PROVIDED DATA:
────────────────

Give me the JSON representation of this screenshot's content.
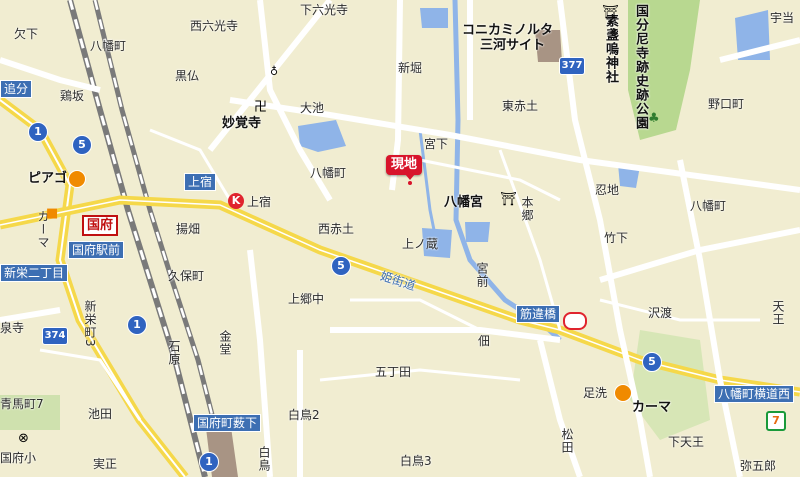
{
  "title": "現地",
  "labels": {
    "kudashi": "欠下",
    "hachimancho_nw": "八幡町",
    "nishirokko": "西六光寺",
    "shimorokkoji": "下六光寺",
    "konica": "コニカミノルタ",
    "mikawa_site": "三河サイト",
    "sosan": "素盞嗚神社",
    "kokubun": "国分尼寺跡史跡公園",
    "usau": "宇当",
    "oikebun": "追分",
    "hatosaka": "鶏坂",
    "kurobotoke": "黒仏",
    "shinbori": "新堀",
    "myokakuji": "妙覚寺",
    "oike": "大池",
    "higashiakatsuchi": "東赤土",
    "noguchicho": "野口町",
    "miyashita": "宮下",
    "hachimancho_c": "八幡町",
    "piago": "ピアゴ",
    "kokufu_station": "国府",
    "kamiyado_box": "上宿",
    "kamiyado": "上宿",
    "hachimangu": "八幡宮",
    "oshiike": "忍地",
    "hachimancho_e": "八幡町",
    "kama_w": "カーマ",
    "kokufu_ekimae": "国府駅前",
    "agebata": "揚畑",
    "nishiakatsuchi": "西赤土",
    "kaminokura": "上ノ蔵",
    "hongo": "本郷",
    "takeshita": "竹下",
    "shinsakae2": "新栄二丁目",
    "kuhocho": "久保町",
    "himekaido": "姫街道",
    "miyamae": "宮前",
    "kamigonaka": "上郷中",
    "sawatari": "沢渡",
    "tenou": "天王",
    "ryusenji": "泉寺",
    "shinsakae3": "新栄町3",
    "kanedo": "金堂",
    "ishihara": "石原",
    "hata": "佃",
    "sujikaibashi": "筋違橋",
    "ashiarai": "足洗",
    "gochoda": "五丁田",
    "kama_e": "カーマ",
    "yawata_yokomichi": "八幡町横道西",
    "aomacho": "青馬町7",
    "ikeda": "池田",
    "kokufu_yabushita": "国府町薮下",
    "shiratori2": "白鳥2",
    "matsuda": "松田",
    "shimotenou": "下天王",
    "kokufusho": "国府小",
    "jissho": "実正",
    "shiratori3": "白鳥3",
    "shirato": "白鳥",
    "yagoro": "弥五郎"
  },
  "routes": {
    "r1a": "1",
    "r1b": "1",
    "r1c": "1",
    "r5a": "5",
    "r5b": "5",
    "r5c": "5",
    "r374": "374",
    "r377": "377"
  }
}
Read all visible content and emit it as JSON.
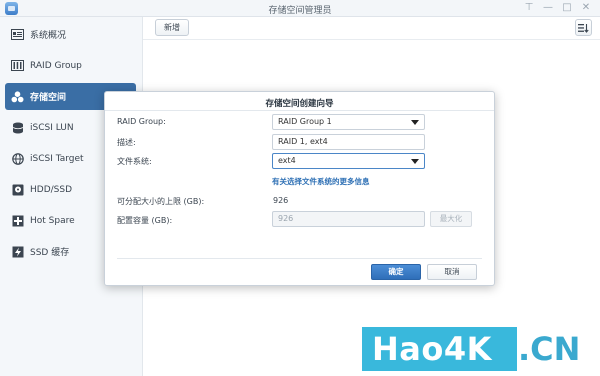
{
  "window": {
    "title": "存储空间管理员"
  },
  "sidebar": {
    "items": [
      {
        "label": "系统概况",
        "icon": "overview-icon"
      },
      {
        "label": "RAID Group",
        "icon": "raid-icon"
      },
      {
        "label": "存储空间",
        "icon": "volume-icon",
        "active": true
      },
      {
        "label": "iSCSI LUN",
        "icon": "lun-icon"
      },
      {
        "label": "iSCSI Target",
        "icon": "target-icon"
      },
      {
        "label": "HDD/SSD",
        "icon": "disk-icon"
      },
      {
        "label": "Hot Spare",
        "icon": "hot-spare-icon"
      },
      {
        "label": "SSD 缓存",
        "icon": "ssd-cache-icon"
      }
    ]
  },
  "toolbar": {
    "create_label": "新增"
  },
  "dialog": {
    "title": "存储空间创建向导",
    "raid_group_label": "RAID Group:",
    "raid_group_value": "RAID Group 1",
    "description_label": "描述:",
    "description_value": "RAID 1, ext4",
    "filesystem_label": "文件系统:",
    "filesystem_value": "ext4",
    "filesystem_link": "有关选择文件系统的更多信息",
    "max_size_label": "可分配大小的上限 (GB):",
    "max_size_value": "926",
    "capacity_label": "配置容量 (GB):",
    "capacity_value": "926",
    "maximize_label": "最大化",
    "ok_label": "确定",
    "cancel_label": "取消"
  },
  "watermark": {
    "text_left": "Hao4K",
    "text_right": ".CN"
  },
  "colors": {
    "accent": "#3a6ea5",
    "primary_button": "#2f6fb9",
    "link": "#2d6fb4",
    "watermark": "#39b8dc"
  }
}
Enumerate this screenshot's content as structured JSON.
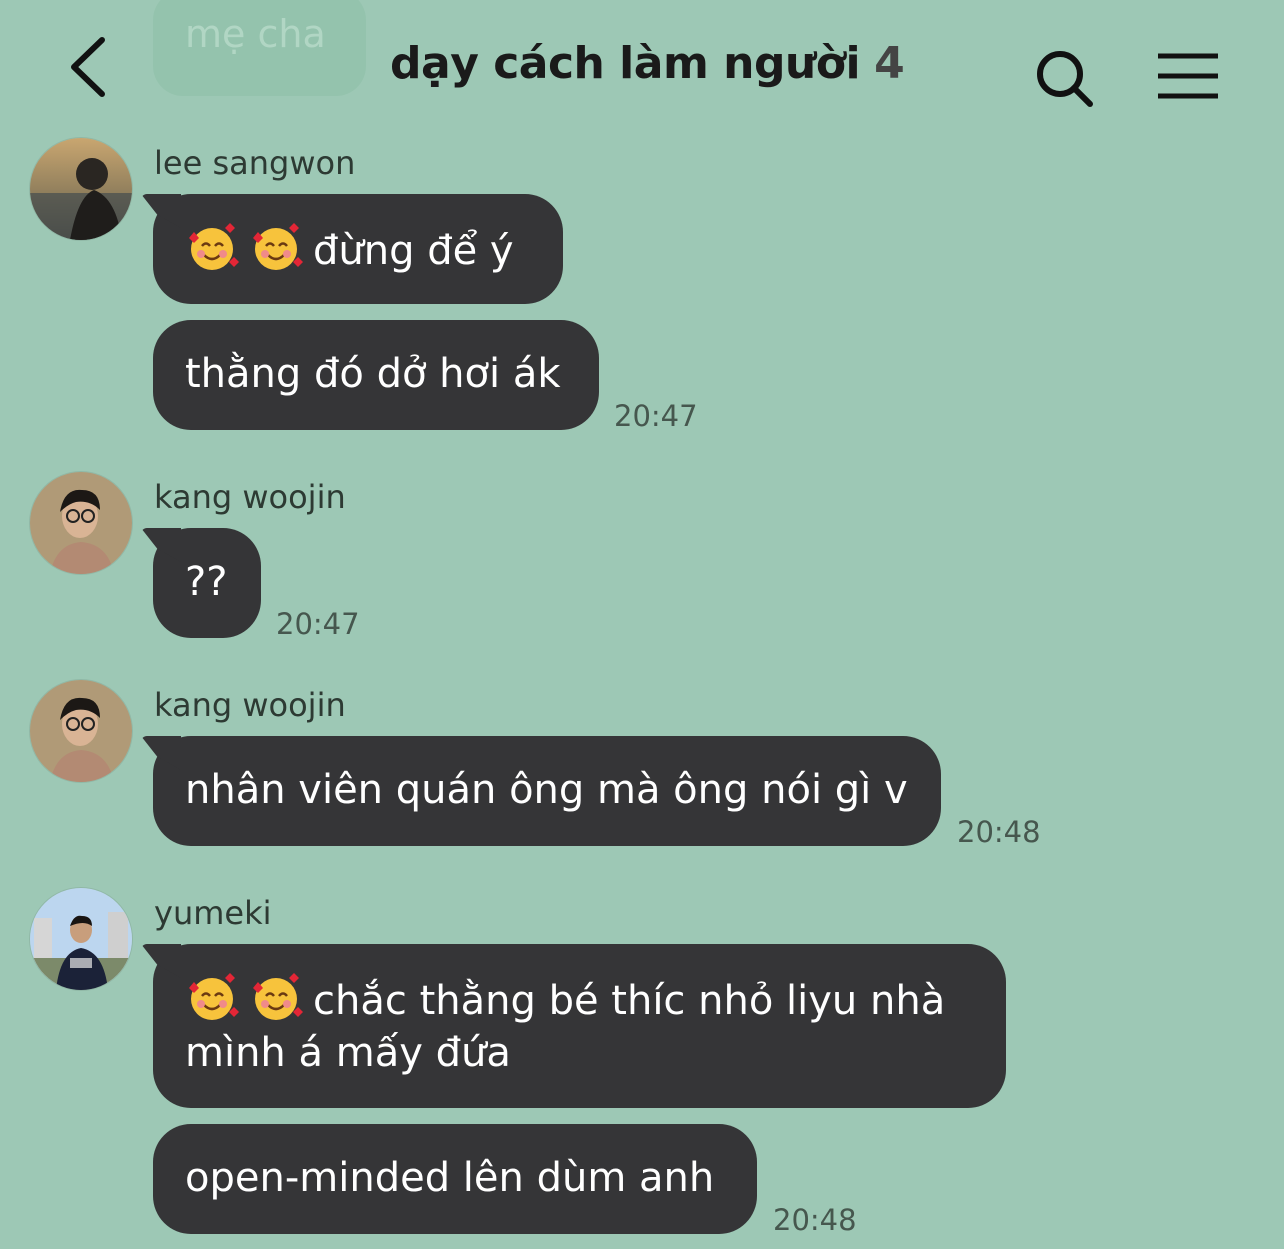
{
  "header": {
    "title": "dạy cách làm người",
    "member_count": "4",
    "ghost_bubble_text": "mẹ cha"
  },
  "messages": [
    {
      "sender": "lee sangwon",
      "avatar": "avatar-lee-sangwon",
      "bubbles": [
        {
          "emojis": 2,
          "text": "đừng để ý"
        },
        {
          "emojis": 0,
          "text": "thằng đó dở hơi ák"
        }
      ],
      "time": "20:47"
    },
    {
      "sender": "kang woojin",
      "avatar": "avatar-kang-woojin",
      "bubbles": [
        {
          "emojis": 0,
          "text": "??"
        }
      ],
      "time": "20:47"
    },
    {
      "sender": "kang woojin",
      "avatar": "avatar-kang-woojin",
      "bubbles": [
        {
          "emojis": 0,
          "text": "nhân viên quán ông mà ông nói gì v"
        }
      ],
      "time": "20:48"
    },
    {
      "sender": "yumeki",
      "avatar": "avatar-yumeki",
      "bubbles": [
        {
          "emojis": 2,
          "text": "chắc thằng bé thíc nhỏ liyu nhà",
          "text_line2": "mình á mấy đứa"
        },
        {
          "emojis": 0,
          "text": "open-minded lên dùm anh"
        }
      ],
      "time": "20:48"
    }
  ],
  "icons": {
    "back": "chevron-left-icon",
    "search": "search-icon",
    "menu": "hamburger-menu-icon",
    "emoji": "smiling-face-with-hearts-emoji"
  },
  "colors": {
    "background": "#9dc8b5",
    "bubble": "#353537",
    "bubble_text": "#ffffff"
  }
}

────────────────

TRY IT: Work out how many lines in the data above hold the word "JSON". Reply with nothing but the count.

FINISHED EXERCISE: 3